# PROBLEM DESCRIPTION
Your response should contain each line of the data that includes "total".

BEGIN SUPPLIED DATA

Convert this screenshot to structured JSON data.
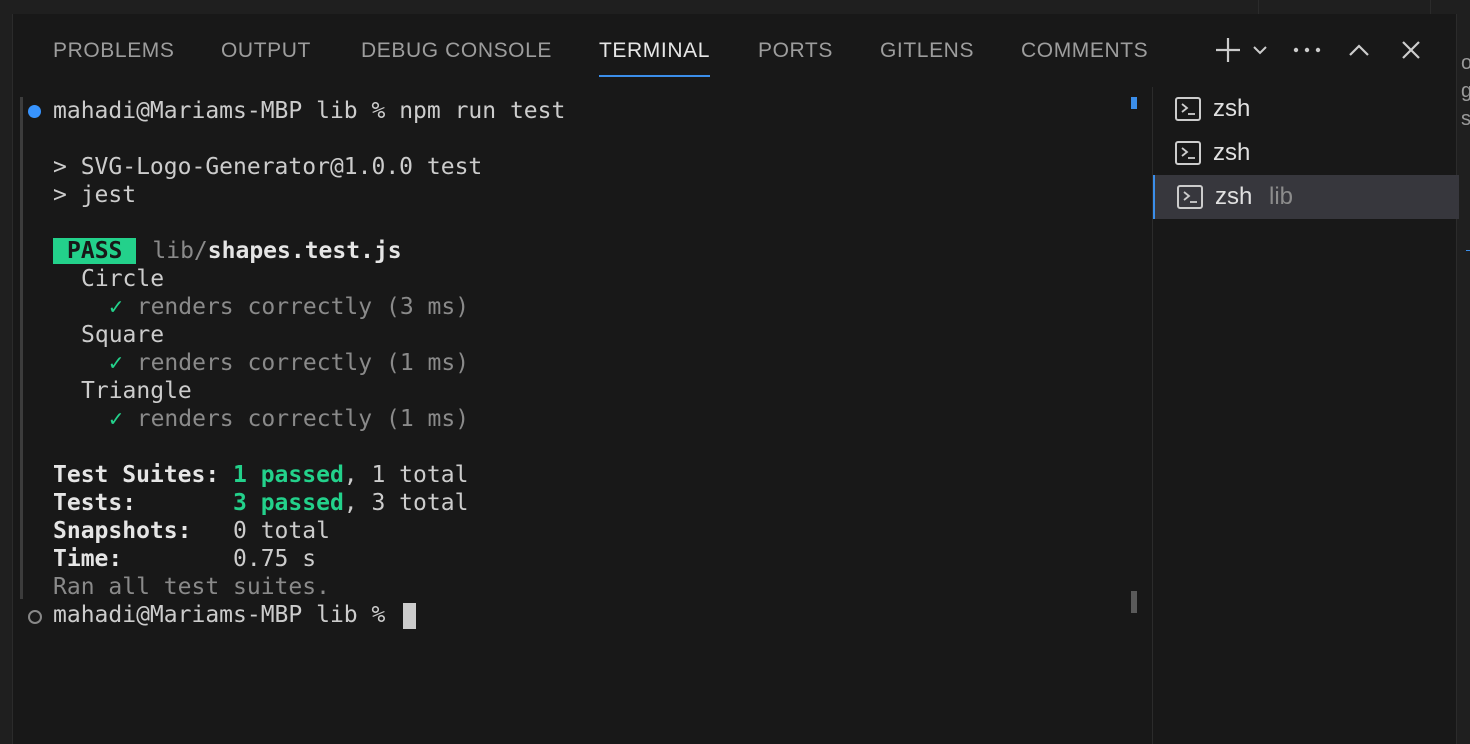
{
  "tabs": [
    "PROBLEMS",
    "OUTPUT",
    "DEBUG CONSOLE",
    "TERMINAL",
    "PORTS",
    "GITLENS",
    "COMMENTS"
  ],
  "active_tab": "TERMINAL",
  "terminal": {
    "prompt": "mahadi@Mariams-MBP lib % ",
    "command": "npm run test",
    "script_line": "> SVG-Logo-Generator@1.0.0 test",
    "jest_line": "> jest",
    "pass_badge": "PASS",
    "test_path_dir": "lib/",
    "test_path_file": "shapes.test.js",
    "suites": [
      {
        "name": "Circle",
        "result": "renders correctly (3 ms)"
      },
      {
        "name": "Square",
        "result": "renders correctly (1 ms)"
      },
      {
        "name": "Triangle",
        "result": "renders correctly (1 ms)"
      }
    ],
    "check": "✓",
    "summary": {
      "suites_label": "Test Suites: ",
      "suites_passed": "1 passed",
      "suites_total": ", 1 total",
      "tests_label": "Tests:       ",
      "tests_passed": "3 passed",
      "tests_total": ", 3 total",
      "snapshots_label": "Snapshots:   ",
      "snapshots_value": "0 total",
      "time_label": "Time:        ",
      "time_value": "0.75 s",
      "ran_all": "Ran all test suites."
    },
    "final_prompt": "mahadi@Mariams-MBP lib % "
  },
  "sessions": [
    {
      "name": "zsh",
      "sub": "",
      "selected": false
    },
    {
      "name": "zsh",
      "sub": "",
      "selected": false
    },
    {
      "name": "zsh",
      "sub": "lib",
      "selected": true
    }
  ],
  "icons": {
    "new_terminal": "plus-icon",
    "dropdown": "chevron-down-icon",
    "more": "ellipsis-icon",
    "maximize": "chevron-up-icon",
    "close": "close-icon",
    "session": "terminal-icon"
  },
  "colors": {
    "accent": "#3b8eea",
    "pass_green": "#23d18b"
  }
}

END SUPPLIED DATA

# RESPONSE
      "suites_total": ", 1 total",
      "tests_total": ", 3 total",
      "snapshots_value": "0 total",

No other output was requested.